Archives for November 30, 2005
– Tennessee Williams’ weekly share in 1945 of the box-office receipts from The Glass Menagerie: $1,000
– The same amount in today’s dollars, courtesy of Inflation Calculator: $10,504.82
(Source: Donald Spoto, The Kindness of Strangers)
“It makes me very aware of my wasted life as an artist; I should have chucked security and settled for Bohemianism in which my talents might have flowered more originally. Perhaps wife and child and the desire for roots have been a mistake. I should have given an adventurous Lear by now and invented a clown. Ah well. What I have is a dear good wife, a dear good son and a house with views of rolling downs, trees, grass, and open skies. And a pretty good collection of books.”
Alec Guinness (diary entry, Jan. 1, 1981)
What’s that you say? You could really stand to read just one more review of John Banville’s Booker-winning novel The Sea? Well, you’re in luck. I threw my two cents into that crowded field in last Sunday’s Baltimore Sun.
I found the book lovely and absorbing, but its denouement deflating:
It takes a sure hand and an absolutely arresting style to make this sort of highly interior, small-scale fiction compelling. Banville, his sentences strikingly visual and perfectly tuned, is more than equal to the challenge. Moreover, the character in whose mind we spend the whole of this short novel is neither remarkable nor likable. Having made the climb to the middle class, Max is a bit of a snob. He is comically self-absorbed, squeamish and habitually condescending to women. The book doesn’t invite us to identify with him, so when his interior monologue hits a nerve, it has to do with the truly universal aspects of human experience – vanity, ambivalence about mortality, awe of the natural world, romantic and sexual infatuation.
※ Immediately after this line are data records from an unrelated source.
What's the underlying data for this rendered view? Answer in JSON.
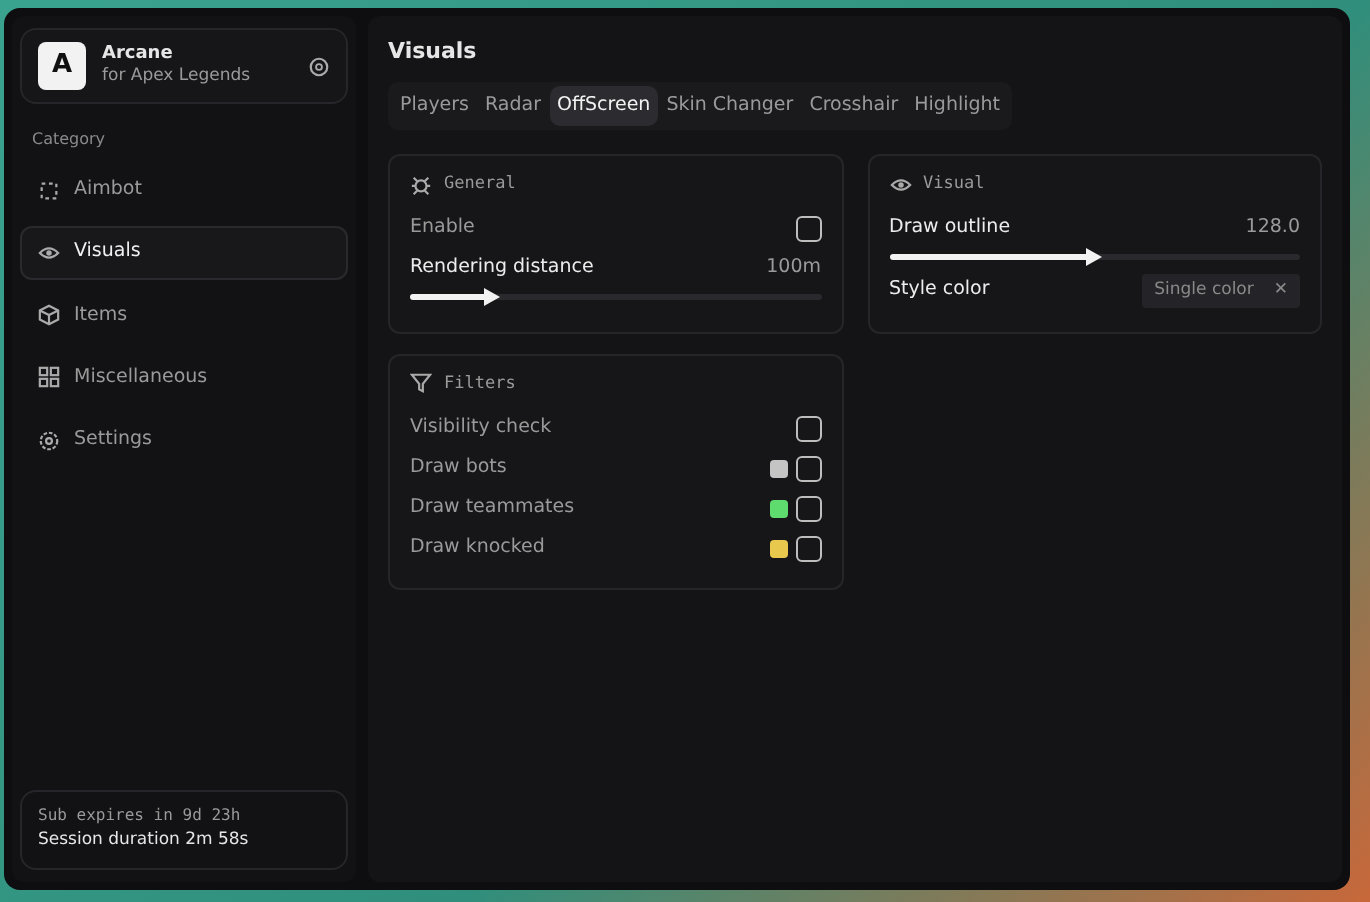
{
  "brand": {
    "logo": "A",
    "title": "Arcane",
    "subtitle": "for Apex Legends"
  },
  "sidebar": {
    "heading": "Category",
    "items": [
      {
        "label": "Aimbot",
        "selected": false
      },
      {
        "label": "Visuals",
        "selected": true
      },
      {
        "label": "Items",
        "selected": false
      },
      {
        "label": "Miscellaneous",
        "selected": false
      },
      {
        "label": "Settings",
        "selected": false
      }
    ]
  },
  "footer": {
    "line_1": "Sub expires in 9d 23h",
    "line_2": "Session duration 2m 58s"
  },
  "page_title": "Visuals",
  "tabs": [
    {
      "label": "Players",
      "selected": false
    },
    {
      "label": "Radar",
      "selected": false
    },
    {
      "label": "OffScreen",
      "selected": true
    },
    {
      "label": "Skin Changer",
      "selected": false
    },
    {
      "label": "Crosshair",
      "selected": false
    },
    {
      "label": "Highlight",
      "selected": false
    }
  ],
  "columns": [
    [
      {
        "title": "General",
        "rows": [
          {
            "kind": "checkbox",
            "label": "Enable",
            "checked": false
          },
          {
            "kind": "slider",
            "label": "Rendering distance",
            "reading": "100m",
            "level": 0.2
          }
        ]
      },
      {
        "title": "Filters",
        "rows": [
          {
            "kind": "checkbox",
            "label": "Visibility check",
            "checked": false
          },
          {
            "kind": "checkbox",
            "label": "Draw bots",
            "checked": false,
            "color": "#c4c4c4"
          },
          {
            "kind": "checkbox",
            "label": "Draw teammates",
            "checked": false,
            "color": "#5fdc6e"
          },
          {
            "kind": "checkbox",
            "label": "Draw knocked",
            "checked": false,
            "color": "#e8c94e"
          }
        ]
      }
    ],
    [
      {
        "title": "Visual",
        "rows": [
          {
            "kind": "slider",
            "label": "Draw outline",
            "reading": "128.0",
            "level": 0.5
          },
          {
            "kind": "select",
            "label": "Style color",
            "value": "Single color",
            "clear": "✕"
          }
        ]
      }
    ]
  ]
}
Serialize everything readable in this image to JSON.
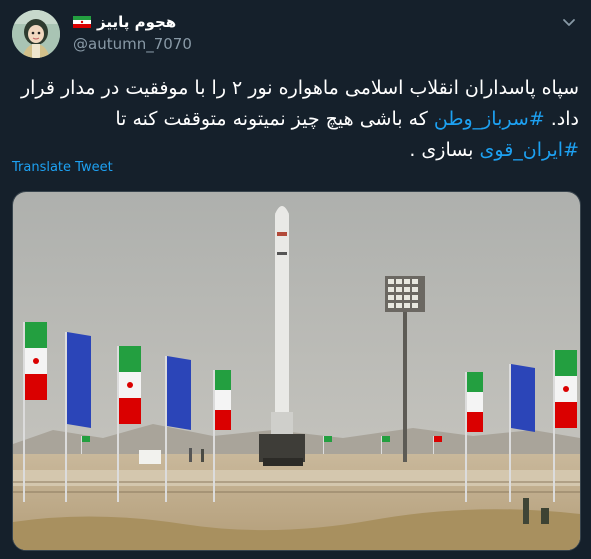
{
  "user": {
    "display_name": "هجوم پاییز",
    "handle": "@autumn_7070",
    "flag_icon": "iran-flag-icon",
    "avatar_icon": "cartoon-avatar"
  },
  "tweet": {
    "text_before": "سپاه پاسداران انقلاب اسلامی ماهواره نور ۲ را با موفقیت در مدار قرار داد.",
    "hashtag1": "#سرباز_وطن",
    "text_middle": " که باشی هیچ چیز نمیتونه متوقفت کنه تا ",
    "hashtag2": "#ایران_قوی",
    "text_after": " بسازی ."
  },
  "translate_label": "Translate Tweet",
  "colors": {
    "background": "#15202b",
    "link": "#1da1f2",
    "secondary_text": "#8899a6"
  }
}
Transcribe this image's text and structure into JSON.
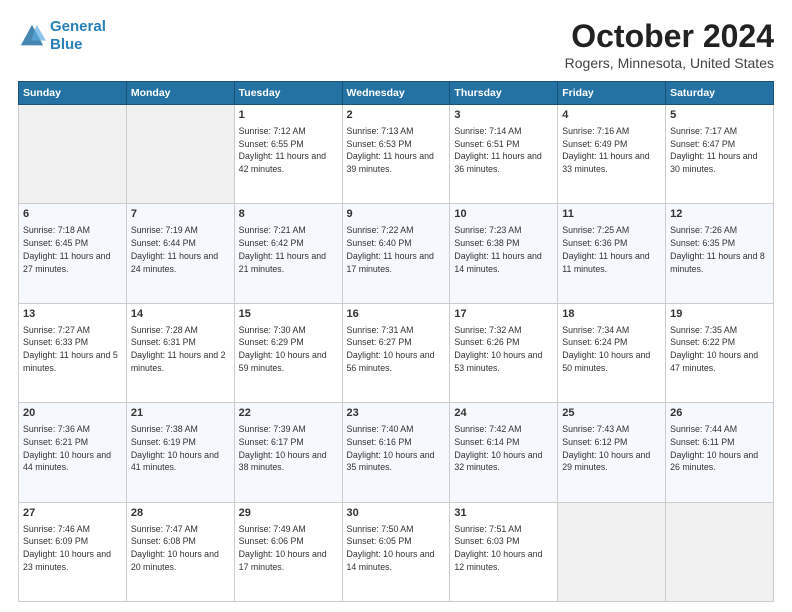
{
  "header": {
    "logo_line1": "General",
    "logo_line2": "Blue",
    "title": "October 2024",
    "subtitle": "Rogers, Minnesota, United States"
  },
  "days_of_week": [
    "Sunday",
    "Monday",
    "Tuesday",
    "Wednesday",
    "Thursday",
    "Friday",
    "Saturday"
  ],
  "weeks": [
    [
      {
        "day": "",
        "info": ""
      },
      {
        "day": "",
        "info": ""
      },
      {
        "day": "1",
        "info": "Sunrise: 7:12 AM\nSunset: 6:55 PM\nDaylight: 11 hours and 42 minutes."
      },
      {
        "day": "2",
        "info": "Sunrise: 7:13 AM\nSunset: 6:53 PM\nDaylight: 11 hours and 39 minutes."
      },
      {
        "day": "3",
        "info": "Sunrise: 7:14 AM\nSunset: 6:51 PM\nDaylight: 11 hours and 36 minutes."
      },
      {
        "day": "4",
        "info": "Sunrise: 7:16 AM\nSunset: 6:49 PM\nDaylight: 11 hours and 33 minutes."
      },
      {
        "day": "5",
        "info": "Sunrise: 7:17 AM\nSunset: 6:47 PM\nDaylight: 11 hours and 30 minutes."
      }
    ],
    [
      {
        "day": "6",
        "info": "Sunrise: 7:18 AM\nSunset: 6:45 PM\nDaylight: 11 hours and 27 minutes."
      },
      {
        "day": "7",
        "info": "Sunrise: 7:19 AM\nSunset: 6:44 PM\nDaylight: 11 hours and 24 minutes."
      },
      {
        "day": "8",
        "info": "Sunrise: 7:21 AM\nSunset: 6:42 PM\nDaylight: 11 hours and 21 minutes."
      },
      {
        "day": "9",
        "info": "Sunrise: 7:22 AM\nSunset: 6:40 PM\nDaylight: 11 hours and 17 minutes."
      },
      {
        "day": "10",
        "info": "Sunrise: 7:23 AM\nSunset: 6:38 PM\nDaylight: 11 hours and 14 minutes."
      },
      {
        "day": "11",
        "info": "Sunrise: 7:25 AM\nSunset: 6:36 PM\nDaylight: 11 hours and 11 minutes."
      },
      {
        "day": "12",
        "info": "Sunrise: 7:26 AM\nSunset: 6:35 PM\nDaylight: 11 hours and 8 minutes."
      }
    ],
    [
      {
        "day": "13",
        "info": "Sunrise: 7:27 AM\nSunset: 6:33 PM\nDaylight: 11 hours and 5 minutes."
      },
      {
        "day": "14",
        "info": "Sunrise: 7:28 AM\nSunset: 6:31 PM\nDaylight: 11 hours and 2 minutes."
      },
      {
        "day": "15",
        "info": "Sunrise: 7:30 AM\nSunset: 6:29 PM\nDaylight: 10 hours and 59 minutes."
      },
      {
        "day": "16",
        "info": "Sunrise: 7:31 AM\nSunset: 6:27 PM\nDaylight: 10 hours and 56 minutes."
      },
      {
        "day": "17",
        "info": "Sunrise: 7:32 AM\nSunset: 6:26 PM\nDaylight: 10 hours and 53 minutes."
      },
      {
        "day": "18",
        "info": "Sunrise: 7:34 AM\nSunset: 6:24 PM\nDaylight: 10 hours and 50 minutes."
      },
      {
        "day": "19",
        "info": "Sunrise: 7:35 AM\nSunset: 6:22 PM\nDaylight: 10 hours and 47 minutes."
      }
    ],
    [
      {
        "day": "20",
        "info": "Sunrise: 7:36 AM\nSunset: 6:21 PM\nDaylight: 10 hours and 44 minutes."
      },
      {
        "day": "21",
        "info": "Sunrise: 7:38 AM\nSunset: 6:19 PM\nDaylight: 10 hours and 41 minutes."
      },
      {
        "day": "22",
        "info": "Sunrise: 7:39 AM\nSunset: 6:17 PM\nDaylight: 10 hours and 38 minutes."
      },
      {
        "day": "23",
        "info": "Sunrise: 7:40 AM\nSunset: 6:16 PM\nDaylight: 10 hours and 35 minutes."
      },
      {
        "day": "24",
        "info": "Sunrise: 7:42 AM\nSunset: 6:14 PM\nDaylight: 10 hours and 32 minutes."
      },
      {
        "day": "25",
        "info": "Sunrise: 7:43 AM\nSunset: 6:12 PM\nDaylight: 10 hours and 29 minutes."
      },
      {
        "day": "26",
        "info": "Sunrise: 7:44 AM\nSunset: 6:11 PM\nDaylight: 10 hours and 26 minutes."
      }
    ],
    [
      {
        "day": "27",
        "info": "Sunrise: 7:46 AM\nSunset: 6:09 PM\nDaylight: 10 hours and 23 minutes."
      },
      {
        "day": "28",
        "info": "Sunrise: 7:47 AM\nSunset: 6:08 PM\nDaylight: 10 hours and 20 minutes."
      },
      {
        "day": "29",
        "info": "Sunrise: 7:49 AM\nSunset: 6:06 PM\nDaylight: 10 hours and 17 minutes."
      },
      {
        "day": "30",
        "info": "Sunrise: 7:50 AM\nSunset: 6:05 PM\nDaylight: 10 hours and 14 minutes."
      },
      {
        "day": "31",
        "info": "Sunrise: 7:51 AM\nSunset: 6:03 PM\nDaylight: 10 hours and 12 minutes."
      },
      {
        "day": "",
        "info": ""
      },
      {
        "day": "",
        "info": ""
      }
    ]
  ]
}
In a sense, despite its narrow point of view and mundane subject matter, burrowing psychological fiction like this is more ambitious than fiction with a wider lens. For most of The Sea, Banville succeeds brilliantly at making quite gripping reading out of the dwindling, ordinary life of an ordinary man. The drabness of Max’s present existence is offset by the heady, luminous quality of his memories. The day he kissed Chloe Grace “had been sombre and wet and hung with big-bellied clouds when we were going into the picture-house in what had still been afternoon and now at evening was all tawny sunlight and raked shadows, the scrub grass dripping with jewels and a red sail-boat out on the bay turning its prow and setting off toward the horizon’s already dusk-blue distances.”
Of course, everyone’s memories seem splendid and suggestive to them, and for most of the novel it doesn’t appear that Banville is making any special claims for the extraordinariness of Max’s past, however much the character may be rapt at the ongoing slide show in his head.
At the end of the book, however, we learn that the memories Max has immersed himself in are part of an extraordinary story indeed. Secrets are revealed, and The Sea snaps into focus as a very different book than it had appeared to be, a book with a twist and a scandal at its core. To my mind, it becomes a lesser one: no less intelligent and skillful, but less moving and ambitious than when it was apparently scrutinizing mundane experience.
But still well worth reading. This line, quoted earlier in my review, was one that particularly interested me: “Memory dislikes motion, preferring to hold things still.” Although this seems to be intended in part as a reflection of the protagonist’s vocation as an art historian–of Bonnard specifically, with his sensual stolen domestic moments–it’s close to my experience, too, of very intense memories. They’re snapshots, frozen motion. I loved the rich texture of the ordinary in this novel, and wished that Banville had been content to convey that. The mystery unveiled at the end felt distinctly superfluous.